“Coming from Louisiana, especially in New Orleans, it’s kind of shaved ice country,” he said.

He and his wife spent months doing demographic research and decided they would settle in Augusta, which had no Kona Ice franchises and was only a 10-hour drive from Louisiana and eight hours from Maryland, where Denise is from.

Five years, four trucks and 12 employees later, Dozier has had no regrets.

“Business is doing very well,” he said. “We’ve been very fortunate.”

His favorite flavor, by the way: Green Apple Margarita.

SMALL BUSINESS RESOURCES

CHAMBERS OF COMMERCE

Chambers are advocacy organizations that promote and protect business community interests in a given area. They also offer luncheons, workshops and other events designed to help member businesses grow.

• Augusta Metro Chamber of Commerce; 1 10th St., Suite 120, Augusta; (706) 821-1300; augustametrochamber.com

• Columbia County Chamber of Commerce; 1000 Business Blvd., Evans; (706) 651-0018; columbiacountychamber.com

• North Augusta Chamber of Commerce; 406 West Ave., North Augusta; (803) 279-2323; northaugustachamber.org
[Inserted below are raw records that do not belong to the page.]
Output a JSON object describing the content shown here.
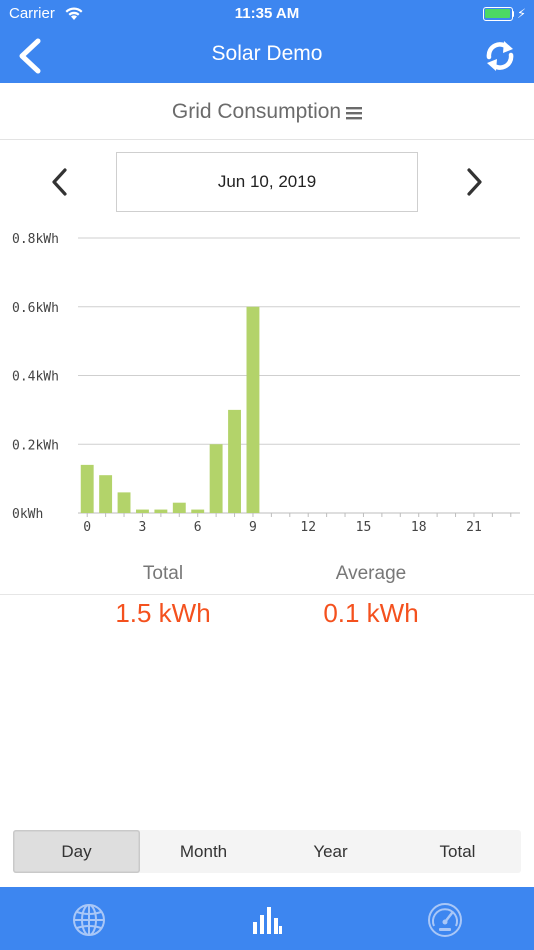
{
  "status": {
    "carrier": "Carrier",
    "time": "11:35 AM",
    "battery_level": 0.9,
    "battery_color": "#4cd964"
  },
  "nav": {
    "title": "Solar Demo",
    "back_icon": "chevron-left-icon",
    "refresh_icon": "refresh-icon",
    "color": "#3d86f0"
  },
  "subheader": {
    "title": "Grid Consumption",
    "menu_icon": "hamburger-menu-icon"
  },
  "date_selector": {
    "date": "Jun 10, 2019",
    "prev_icon": "chevron-left-icon",
    "next_icon": "chevron-right-icon"
  },
  "chart_data": {
    "type": "bar",
    "unit": "kWh",
    "y_tick_labels": [
      "0kWh",
      "0.2kWh",
      "0.4kWh",
      "0.6kWh",
      "0.8kWh"
    ],
    "y_ticks": [
      0,
      0.2,
      0.4,
      0.6,
      0.8
    ],
    "ylim": [
      0,
      0.8
    ],
    "x_tick_labels": [
      "0",
      "3",
      "6",
      "9",
      "12",
      "15",
      "18",
      "21"
    ],
    "x_ticks": [
      0,
      3,
      6,
      9,
      12,
      15,
      18,
      21
    ],
    "xlim": [
      -0.5,
      23.5
    ],
    "x": [
      0,
      1,
      2,
      3,
      4,
      5,
      6,
      7,
      8,
      9
    ],
    "values": [
      0.14,
      0.11,
      0.06,
      0.01,
      0.01,
      0.03,
      0.01,
      0.2,
      0.3,
      0.6
    ],
    "bar_color": "#b3d36a",
    "grid": true
  },
  "summary": {
    "total_label": "Total",
    "total_value": "1.5 kWh",
    "average_label": "Average",
    "average_value": "0.1 kWh",
    "value_color": "#f4511e"
  },
  "period_tabs": {
    "items": [
      "Day",
      "Month",
      "Year",
      "Total"
    ],
    "selected": "Day"
  },
  "tabbar": {
    "items": [
      "globe-icon",
      "bar-chart-icon",
      "speedometer-icon"
    ],
    "selected": "bar-chart-icon"
  }
}
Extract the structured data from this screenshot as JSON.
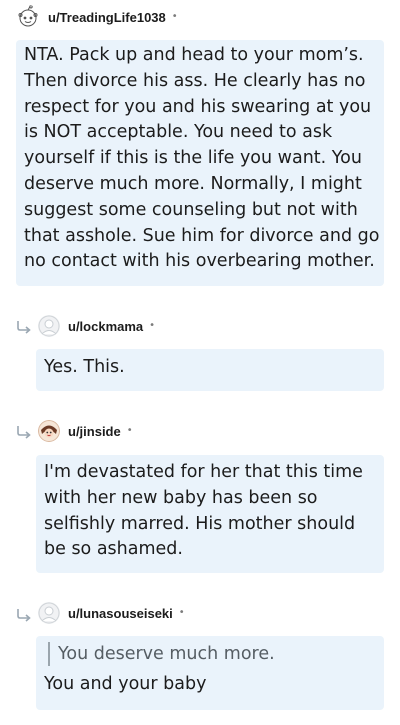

• Greater Aiken Chamber of Commerce; 121 Richland Ave. E, Aiken; (803) 641-1111; aikenchamber.net

BUSINESS ADVISERS

Small business advisers provide free and low-cost tools, training and resources to help entrepreneurs and established businesses succeed.

• University of Georgia Small Business Development Center; 1450 Greene St., Suite 3500, Augusta; (706) 721-4545;georgiasbdc.org/augusta-office

• South Carolina Small Business Development Center – University of South Carolina Aiken, 471 University Parkway, Aiken; (803)641-3646; usca.edu/soba/resources/sbdc.dot

• Greater Aiken SCORE-Aiken Chamber Office; 121 Richland Ave. E, Aiken; (803) 641-1111; greateraiken.score.org

• Greater Aiken SCORE-North Augusta Southern Wesleyan University office; 802 E. Martintown Road, Suite 101, North Augusta;(803) 426-7981; greateraiken.score.org

• Greater Aiken SCORE-Augusta Chamber office; 1 10th St, Suite 120, Augusta; (706) 821-1300; greateraiken.score.org

• Georgia Tech Advanced Technology Development Center; 540 Telfair St., Augusta (theClubhou.se); (706) 723-5782;atdc.org/augusta

• CSRA Business League, 821 12th St., Augusta; (706) 722-0994; business-league.org

INCUBATORS

Small business incubators provide fledgling companies, usually technology and innovation driven start-ups, with access to low-costoffice space and equipment as well as mentoring from more experienced entrepreneurs.

• TheClubhou.se; 540 Telfair St., Augusta; (706) 723-5782; theclubhou.se

LENDERS

The Small Business Administration relies on certified community development companies to run the SBA-503 loan guaranteeprogram with the help of local banks.

• CSRA Business Lending; 3626 Walton Way Extension, Suite 300, Augusta; (706) 210-2010; csrabusinesslending.com